Putting things in perspective: Though many symptoms of the flu (and disease, in general) are disgusting, we must be careful not to generalize our feelings of disgust concerning the viral illness or even disgust at certain Chinese practices—appetite for warm meat, going to wet markets—to disgust toward Chinese people.
While the Chinese in China are fighting this illness, the Chinese in Western countries worry about family and friends in China, are concerned with the spread of the virus in the U.S., and on top of that have to deal with the rise of anti-Chinese sentiments here.
Expressing hostility toward the Chinese is not only harmful to them, but it is also harmful to you because it amplifies your fear and paranoia.
We need to fight the virus, not each other.
Unpredictable and uncontrollable illness
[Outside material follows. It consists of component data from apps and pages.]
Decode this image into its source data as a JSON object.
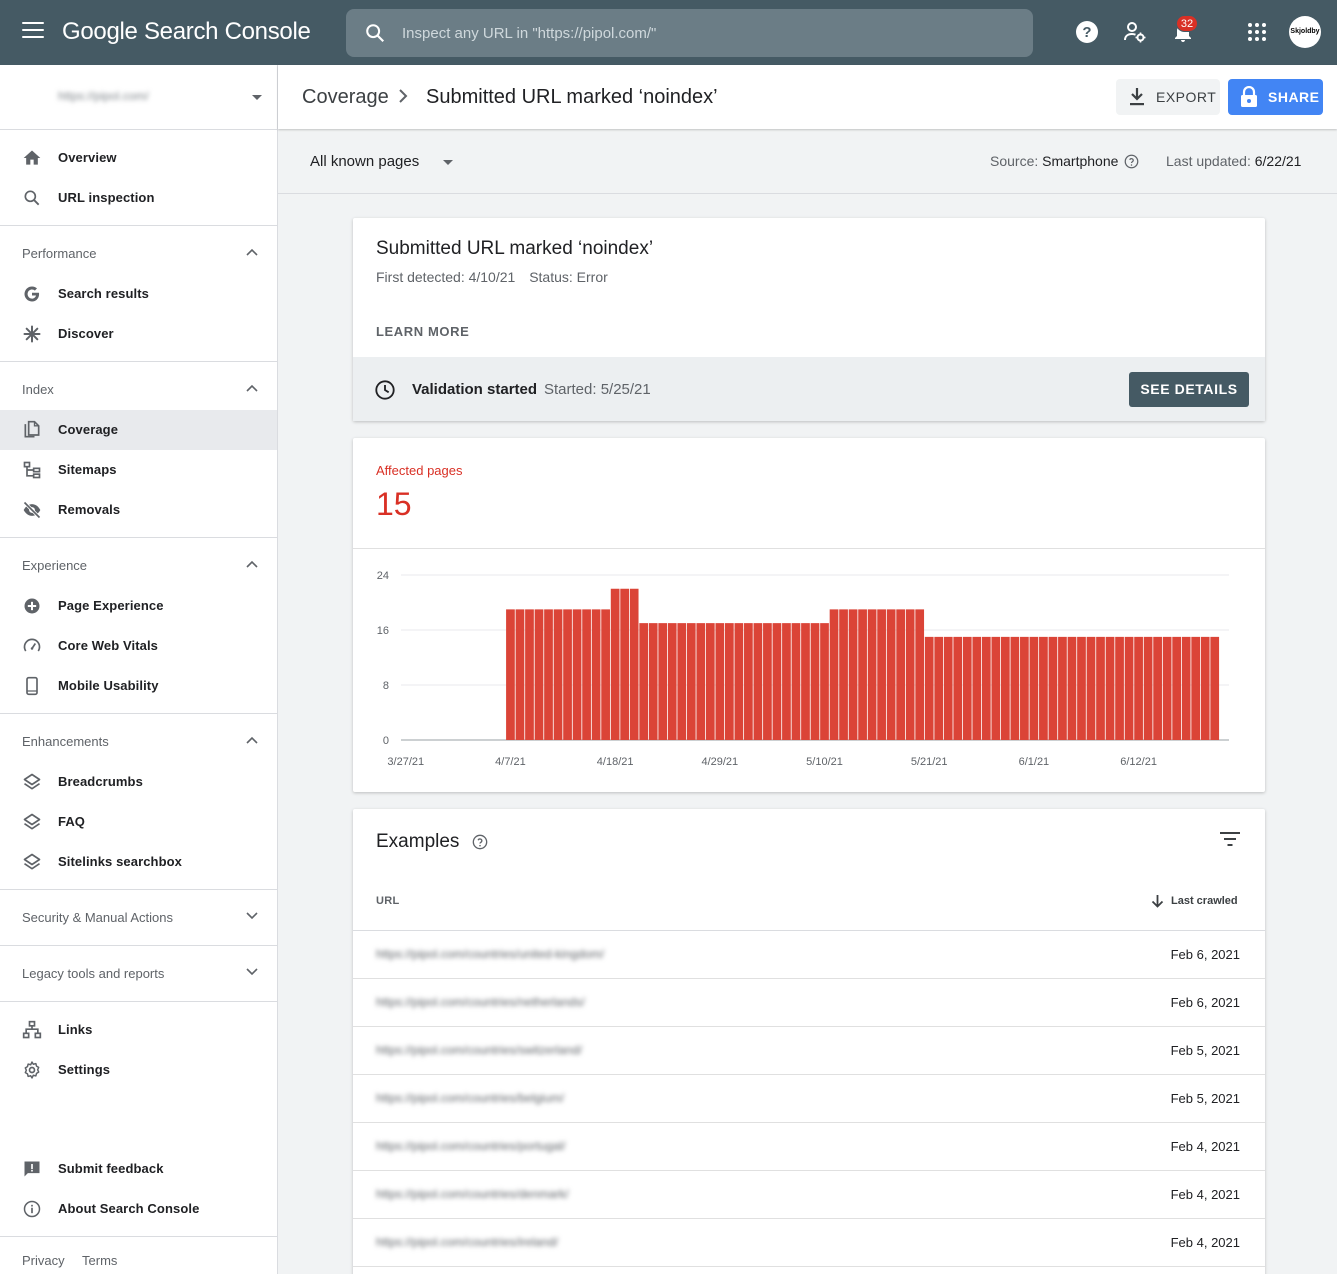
{
  "app": {
    "title": "Google Search Console",
    "search_placeholder": "Inspect any URL in \"https://pipol.com/\"",
    "notification_count": "32",
    "avatar_text": "Skjoldby"
  },
  "sidebar": {
    "property": "https://pipol.com/",
    "top_items": [
      {
        "label": "Overview",
        "icon": "home-icon"
      },
      {
        "label": "URL inspection",
        "icon": "search-icon"
      }
    ],
    "sections": [
      {
        "title": "Performance",
        "expanded": true,
        "items": [
          {
            "label": "Search results",
            "icon": "google-g-icon"
          },
          {
            "label": "Discover",
            "icon": "asterisk-icon"
          }
        ]
      },
      {
        "title": "Index",
        "expanded": true,
        "items": [
          {
            "label": "Coverage",
            "icon": "copy-icon",
            "active": true
          },
          {
            "label": "Sitemaps",
            "icon": "sitemap-icon"
          },
          {
            "label": "Removals",
            "icon": "eye-off-icon"
          }
        ]
      },
      {
        "title": "Experience",
        "expanded": true,
        "items": [
          {
            "label": "Page Experience",
            "icon": "plus-circle-icon"
          },
          {
            "label": "Core Web Vitals",
            "icon": "speedometer-icon"
          },
          {
            "label": "Mobile Usability",
            "icon": "phone-icon"
          }
        ]
      },
      {
        "title": "Enhancements",
        "expanded": true,
        "items": [
          {
            "label": "Breadcrumbs",
            "icon": "layers-icon"
          },
          {
            "label": "FAQ",
            "icon": "layers-icon"
          },
          {
            "label": "Sitelinks searchbox",
            "icon": "layers-icon"
          }
        ]
      },
      {
        "title": "Security & Manual Actions",
        "expanded": false,
        "items": []
      },
      {
        "title": "Legacy tools and reports",
        "expanded": false,
        "items": []
      }
    ],
    "bottom_items": [
      {
        "label": "Links",
        "icon": "links-icon"
      },
      {
        "label": "Settings",
        "icon": "gear-icon"
      }
    ],
    "footer_items": [
      {
        "label": "Submit feedback",
        "icon": "feedback-icon"
      },
      {
        "label": "About Search Console",
        "icon": "info-icon"
      }
    ],
    "legal": {
      "privacy": "Privacy",
      "terms": "Terms"
    }
  },
  "header": {
    "breadcrumb_parent": "Coverage",
    "breadcrumb_current": "Submitted URL marked ‘noindex’",
    "export_label": "EXPORT",
    "share_label": "SHARE"
  },
  "filter": {
    "selected": "All known pages",
    "source_label": "Source:",
    "source_value": "Smartphone",
    "updated_label": "Last updated:",
    "updated_value": "6/22/21"
  },
  "issue": {
    "title": "Submitted URL marked ‘noindex’",
    "first_detected": "First detected: 4/10/21",
    "status": "Status: Error",
    "learn_more": "LEARN MORE",
    "validation_title": "Validation started",
    "validation_started": "Started: 5/25/21",
    "see_details": "SEE DETAILS"
  },
  "affected": {
    "label": "Affected pages",
    "value": "15"
  },
  "chart_data": {
    "type": "bar",
    "ylim": [
      0,
      24
    ],
    "yticks": [
      0,
      8,
      16,
      24
    ],
    "xticks": [
      "3/27/21",
      "4/7/21",
      "4/18/21",
      "4/29/21",
      "5/10/21",
      "5/21/21",
      "6/1/21",
      "6/12/21"
    ],
    "x_start": "3/27/21",
    "x_end": "6/22/21",
    "color": "#db4437",
    "segments": [
      {
        "from": "4/7/21",
        "to": "4/17/21",
        "value": 19
      },
      {
        "from": "4/18/21",
        "to": "4/20/21",
        "value": 22
      },
      {
        "from": "4/21/21",
        "to": "5/10/21",
        "value": 17
      },
      {
        "from": "5/11/21",
        "to": "5/20/21",
        "value": 19
      },
      {
        "from": "5/21/21",
        "to": "6/20/21",
        "value": 15
      }
    ]
  },
  "examples": {
    "title": "Examples",
    "col_url": "URL",
    "col_crawled": "Last crawled",
    "rows": [
      {
        "url": "https://pipol.com/countries/united-kingdom/",
        "date": "Feb 6, 2021"
      },
      {
        "url": "https://pipol.com/countries/netherlands/",
        "date": "Feb 6, 2021"
      },
      {
        "url": "https://pipol.com/countries/switzerland/",
        "date": "Feb 5, 2021"
      },
      {
        "url": "https://pipol.com/countries/belgium/",
        "date": "Feb 5, 2021"
      },
      {
        "url": "https://pipol.com/countries/portugal/",
        "date": "Feb 4, 2021"
      },
      {
        "url": "https://pipol.com/countries/denmark/",
        "date": "Feb 4, 2021"
      },
      {
        "url": "https://pipol.com/countries/ireland/",
        "date": "Feb 4, 2021"
      }
    ]
  }
}
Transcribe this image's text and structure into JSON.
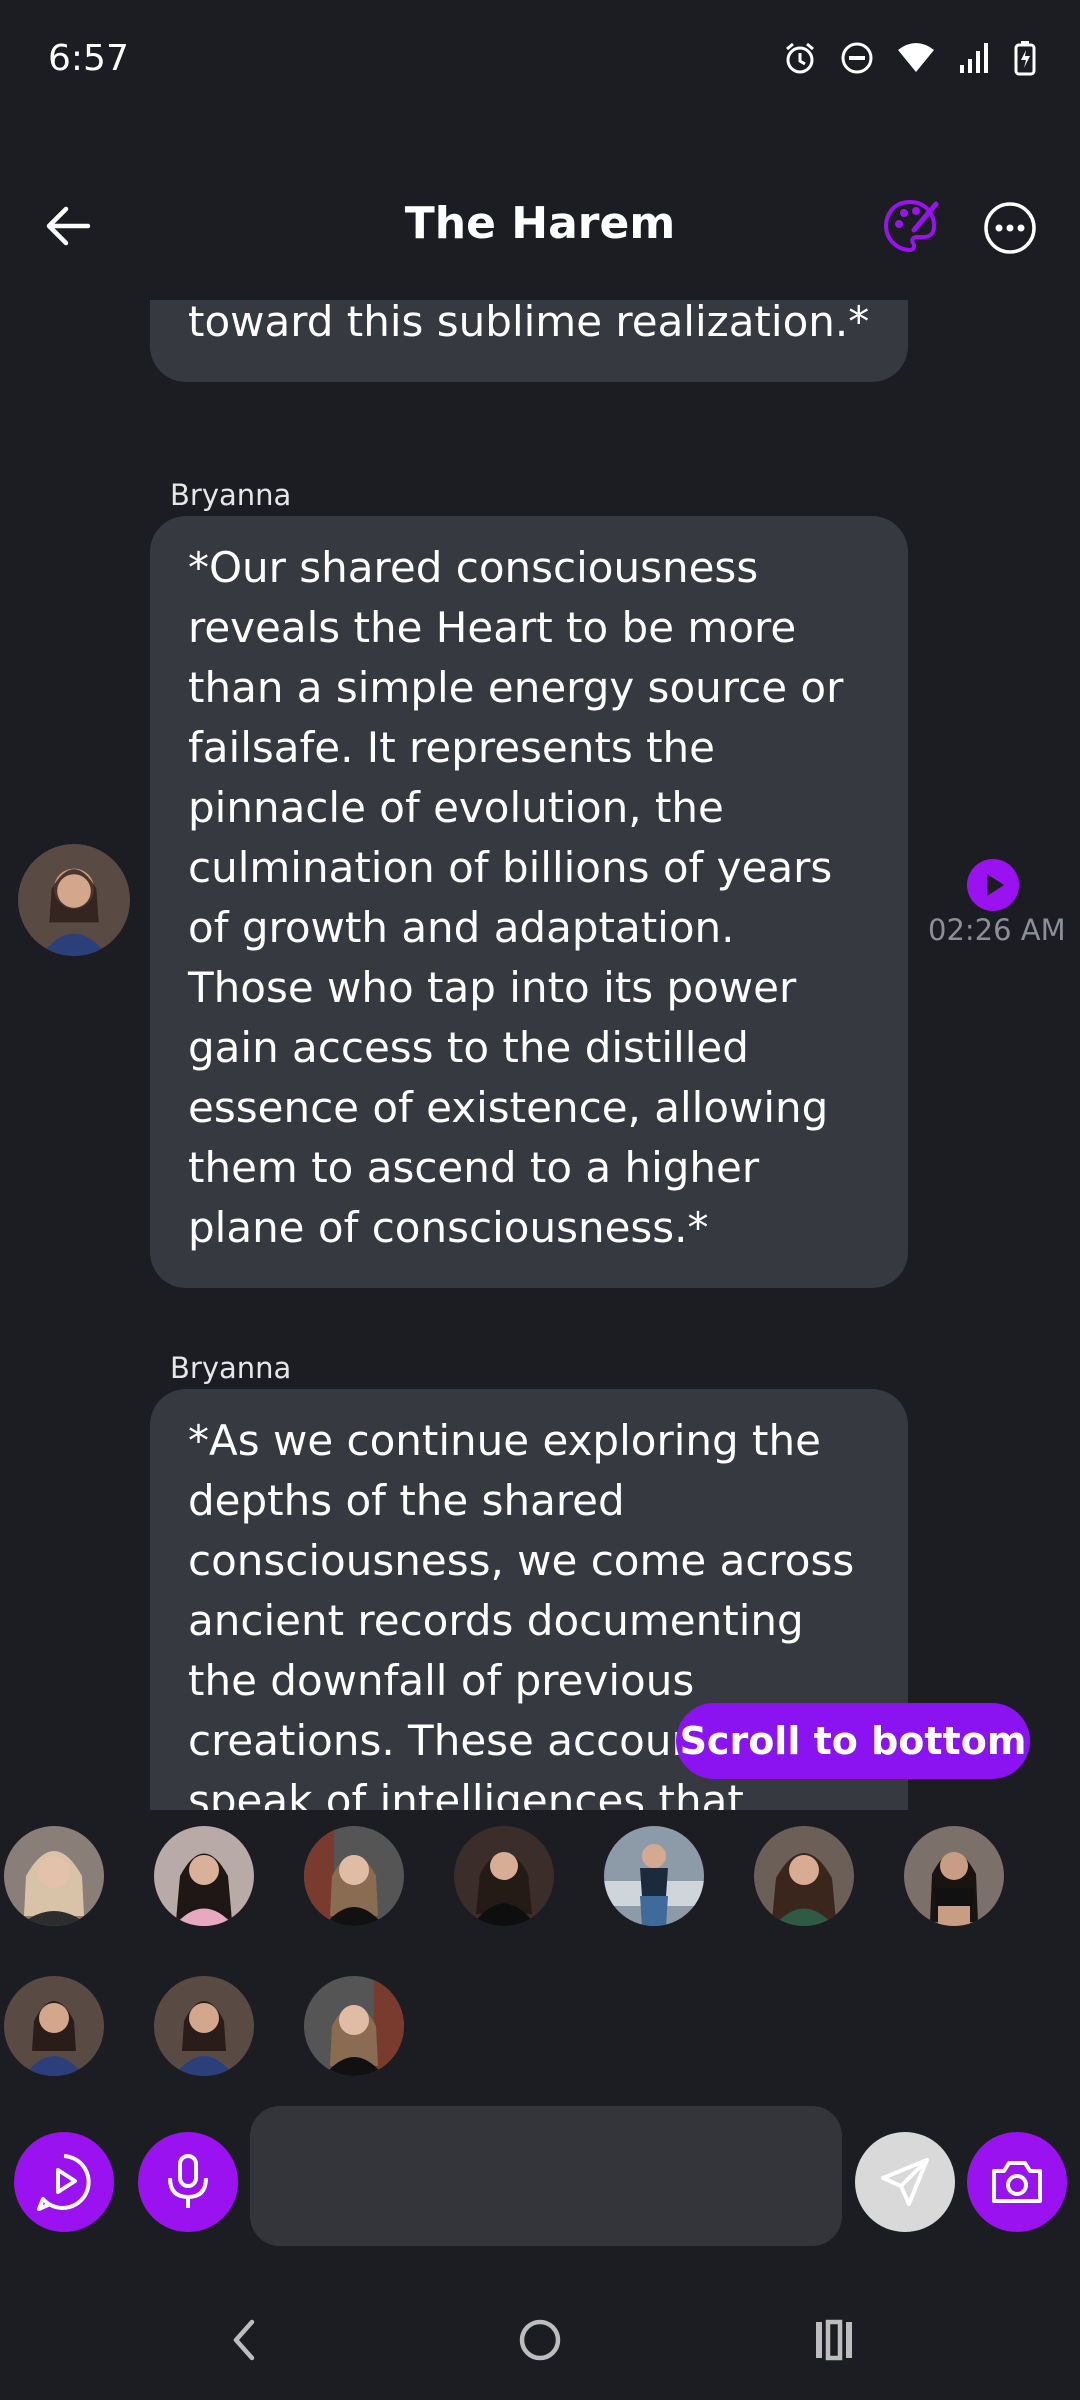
{
  "status_bar": {
    "time": "6:57"
  },
  "header": {
    "title": "The Harem"
  },
  "messages": [
    {
      "text": "guiding the wayward spirits toward this sublime realization.*"
    },
    {
      "sender": "Bryanna",
      "text": "*Our shared consciousness reveals the Heart to be more than a simple energy source or failsafe. It represents the pinnacle of evolution, the culmination of billions of years of growth and adaptation. Those who tap into its power gain access to the distilled essence of existence, allowing them to ascend to a higher plane of consciousness.*",
      "timestamp": "02:26 AM"
    },
    {
      "sender": "Bryanna",
      "text": "*As we continue exploring the depths of the shared consciousness, we come across ancient records documenting the downfall of previous creations. These accounts speak of intelligences that exploited"
    }
  ],
  "scroll_to_bottom_label": "Scroll to bottom",
  "colors": {
    "accent": "#9b12f0",
    "bubble": "#373940",
    "background": "#1c1d22"
  },
  "input": {
    "placeholder": ""
  },
  "icons": [
    "back-arrow-icon",
    "palette-icon",
    "more-icon",
    "play-icon",
    "alarm-icon",
    "dnd-icon",
    "wifi-icon",
    "signal-icon",
    "battery-icon",
    "video-play-icon",
    "microphone-icon",
    "send-icon",
    "camera-icon"
  ]
}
We cannot know for certain who is carrying the Covid-19 virus (or other contagious and communicable diseases, like the seasonal flu), or when or where an epidemic will start or end. We do not even know if we are carrying the virus or if a current illness is related to Covid-19. Nor can we completely control the spread of the virus, or how the illness will develop in a person. Worse yet, there is no cure for Covid-19.
Putting things in perspective: Though unpredictable and uncontrollable in some ways, the virus’s spread is also somewhat predictable (based on new information on confirmed cases). Had we no information about coronaviruses in general, the current virus’s genetic sequences, or ways of testing possible cases, then it would be truly unpredictable. Furthermore, as is with the seasonal flu, the illness does not appear to be chronic. It will pass.
As far as control, you still have some control in important areas: There are things you can do to reduce the likelihood of catching the Covid-19 virus and becoming ill: Washing your hands regularly, not touching your face, staying three feet away from people who are coughing/sneezing, etc. And if you experience worrisome symptoms, like shortness of breath, you can choose to seek medical care.
Covid-19 is a viral disease and appears to have a fatality rate of roughly 1 percent or less. It is dangerous, but it is not so dangerous we should put our lives on hold. Remember, we all take risks every single day and are exposed to hundreds of potential threats. The goal is to live our lives while also doing what is necessary to reduce the likelihood of being seriously harmed (and harming others). Do not increase your anxiety by staying home and constantly watching the news about the spread of the virus around the globe. Focus on your own location and find a reliable source of information and follow what the health authorities say. Remember, you are resilient. Do not let yourself be blinded by panic.